This story about Giancarlo Esposito first appeared in the Race Begins issue of TheWrap’s Emmy magazine.
Few actors have had a more crowded pandemic than four-time Emmy nominee Giancarlo Esposito. His role as the fearsome Moff Gideon in “The Mandalorian,” for which he received a guest-actor nomination last year, expanded to a supporting part in Season 2 on Disney+; he played 1960s congressman Adam Clayton Powell in the Epix drama series “Godfather of Harlem,” which filmed its second season during the pandemic, and CEO Stan Edgar in Amazon Prime’s “The Boys,” which did the same; and he’s currently in production on the sixth and final season of FX’s “Better Call Saul,” continuing the role as fried-chicken mogul Gus Fring that began on “Breaking Bad.”
This is supposed to be a time when things have slowed down and production is difficult. But I guess you’ve had a busy pandemic.
I have. I decided the pandemic was the time for me to reacquaint myself with some of the hopes and dreams I had for my creative life outside of being an actor. So I was able to cultivate that and turn that into a podcast that will be coming out weekly. I’ve done a number of books on tape. I’m in development on a couple of different TV shows and one movie. And then when the pandemic was not over, all the unions and the locals figured out how to get production back.
So I was able to go back to “Godfather of Harlem” in November in New York, able to go back to “The Boys” in Toronto, and then able to jump right back into “Better Call Saul” Season 6, and then start to figure out “The Mandalorian” Season 3.

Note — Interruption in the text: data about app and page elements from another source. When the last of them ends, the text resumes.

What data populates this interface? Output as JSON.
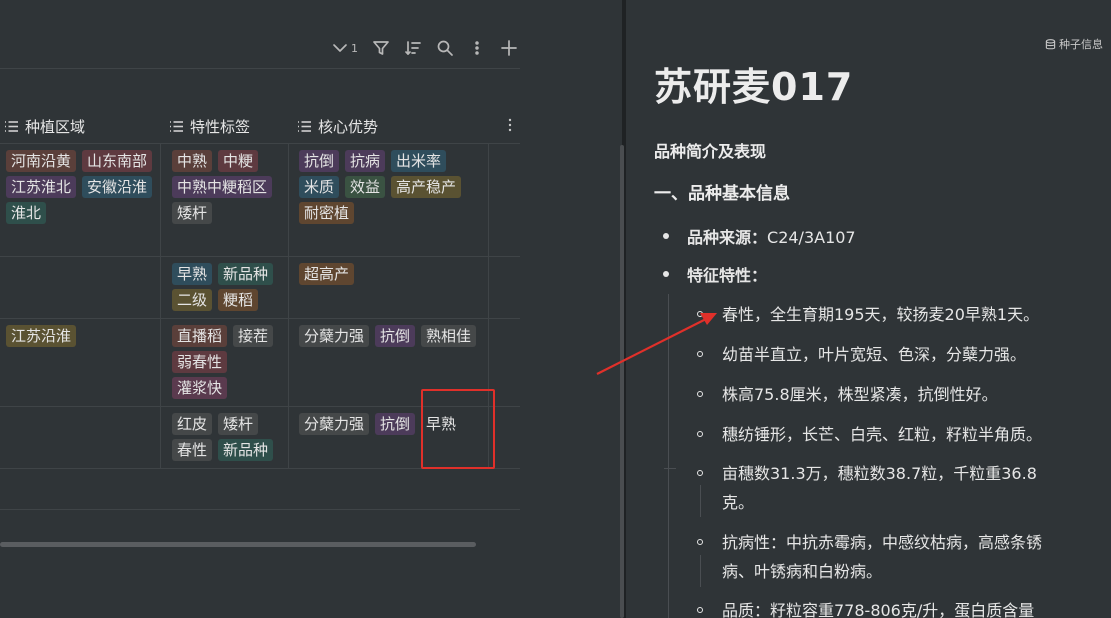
{
  "toolbar": {
    "filter_count": "1"
  },
  "table": {
    "columns": [
      {
        "label": "种植区域"
      },
      {
        "label": "特性标签"
      },
      {
        "label": "核心优势"
      }
    ],
    "rows": [
      {
        "region": [
          {
            "t": "河南沿黄",
            "c": "brown"
          },
          {
            "t": "山东南部",
            "c": "red"
          },
          {
            "t": "江苏淮北",
            "c": "purple"
          },
          {
            "t": "安徽沿淮",
            "c": "blue"
          },
          {
            "t": "淮北",
            "c": "teal"
          }
        ],
        "tags": [
          {
            "t": "中熟",
            "c": "brown"
          },
          {
            "t": "中粳",
            "c": "red"
          },
          {
            "t": "中熟中粳稻区",
            "c": "purple"
          },
          {
            "t": "矮杆",
            "c": "gray"
          }
        ],
        "adv": [
          {
            "t": "抗倒",
            "c": "purple"
          },
          {
            "t": "抗病",
            "c": "purple"
          },
          {
            "t": "出米率",
            "c": "blue"
          },
          {
            "t": "米质",
            "c": "blue"
          },
          {
            "t": "效益",
            "c": "green"
          },
          {
            "t": "高产稳产",
            "c": "yellow"
          },
          {
            "t": "耐密植",
            "c": "orange"
          }
        ]
      },
      {
        "region": [],
        "tags": [
          {
            "t": "早熟",
            "c": "blue"
          },
          {
            "t": "新品种",
            "c": "teal"
          },
          {
            "t": "二级",
            "c": "yellow"
          },
          {
            "t": "粳稻",
            "c": "orange"
          }
        ],
        "adv": [
          {
            "t": "超高产",
            "c": "orange"
          }
        ]
      },
      {
        "region": [
          {
            "t": "江苏沿淮",
            "c": "yellow"
          }
        ],
        "tags": [
          {
            "t": "直播稻",
            "c": "brown"
          },
          {
            "t": "接茬",
            "c": "gray"
          },
          {
            "t": "弱春性",
            "c": "red"
          },
          {
            "t": "灌浆快",
            "c": "pink"
          }
        ],
        "adv": [
          {
            "t": "分蘖力强",
            "c": "gray"
          },
          {
            "t": "抗倒",
            "c": "purple"
          },
          {
            "t": "熟相佳",
            "c": "gray"
          }
        ]
      },
      {
        "region": [],
        "tags": [
          {
            "t": "红皮",
            "c": "gray"
          },
          {
            "t": "矮杆",
            "c": "gray"
          },
          {
            "t": "春性",
            "c": "gray"
          },
          {
            "t": "新品种",
            "c": "teal"
          }
        ],
        "adv": [
          {
            "t": "分蘖力强",
            "c": "gray"
          },
          {
            "t": "抗倒",
            "c": "purple"
          },
          {
            "t": "早熟",
            "c": "none"
          }
        ]
      }
    ]
  },
  "doc": {
    "meta_label": "种子信息",
    "title": "苏研麦017",
    "intro_heading": "品种简介及表现",
    "section_heading": "一、品种基本信息",
    "source_label": "品种来源：",
    "source_value": "C24/3A107",
    "traits_label": "特征特性：",
    "traits": [
      [
        "春性，全生育期195天，较扬麦20早熟1天。"
      ],
      [
        "幼苗半直立，叶片宽短、色深，分蘖力强。"
      ],
      [
        "株高75.8厘米，株型紧凑，抗倒性好。"
      ],
      [
        "穗纺锤形，长芒、白壳、红粒，籽粒半角质。"
      ],
      [
        "亩穗数31.3万，穗粒数38.7粒，千粒重36.8",
        "克。"
      ],
      [
        "抗病性：中抗赤霉病，中感纹枯病，高感条锈",
        "病、叶锈病和白粉病。"
      ],
      [
        "品质：籽粒容重778-806克/升，蛋白质含量"
      ]
    ]
  },
  "colors": {
    "background": "#2f3437",
    "highlight": "#e0302a",
    "arrow": "#e0302a"
  }
}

What were the keys for you for the second season of “The Mandalorian”? In the first season, you only had two episodes, and you could basically show up and be the biggest badass on the screen. But for the second season, you have more time to explore the character further.
Well, Moff Gideon drops some clues in the first season, which speak to the fact that he knows everything. He could see and hear and know what people are thinking, what they’re doing, what they want. There’s some superpower that gives him that information. And I always like to hold something back. Maybe there’s the possibility that he wants the best for the Child (Grogu, popularly known as Baby Yoda). Is there a piece of good that he could possibly have in him? We would hope so, but it could be a long shot. But it’s fun to see things unravel.
Looking at the issues you dealt with this season in “Godfather of Harlem” — voter suppression in the inner city, police brutality against Blacks — you can’t help but notice that while it may be a period piece, it couldn’t be much timelier.
I think that’s the magic of “Godfather of Harlem.” I really do. The issues are very similar and we get a chance to say, “Oh, have we changed much? Or are things still the same?” The show is taking history and allowing us to see that what happened then is important to what’s happening now. These are great topics for entertainment and great storylines to see and realize that some things have changed so much, but there are areas where we haven’t grown. We’re still at a place of Black Lives Matter, marching in the streets, young Black people killed every day.
Do you think the connection between television and its audience has changed over the course of the last year?
Television has become much more personal because we finally learned how to use our remotes the last year. (Laughs) We had so much time we could figure out the remote and we could figure out the streaming channels and we could figure out, “Oh, maybe I want this and this, but not that or that.” Of course, now you have to buy everything, and TV used to be free. But you know what your taste is and you can find intelligent, incredible programming — the relationship has changed because you’re able to focus your appetite in a new, delightful way.
You can follow your appetite to go completely into a fantasy world, to a universe that still needs to be tamed. Or you can go into the desert following a guy who had made a decision to be a shyster lawyer to work through his pain. Or you can follow a dysfunctional family who make light of themselves and the world around them, but have an incredible family bond. All these different shows are changing the dynamic of how we’re able to access the things that are appealing to us. People have really discovered that there’s quality going on that is worthy of their time.
Read more from the Race Begins issue here.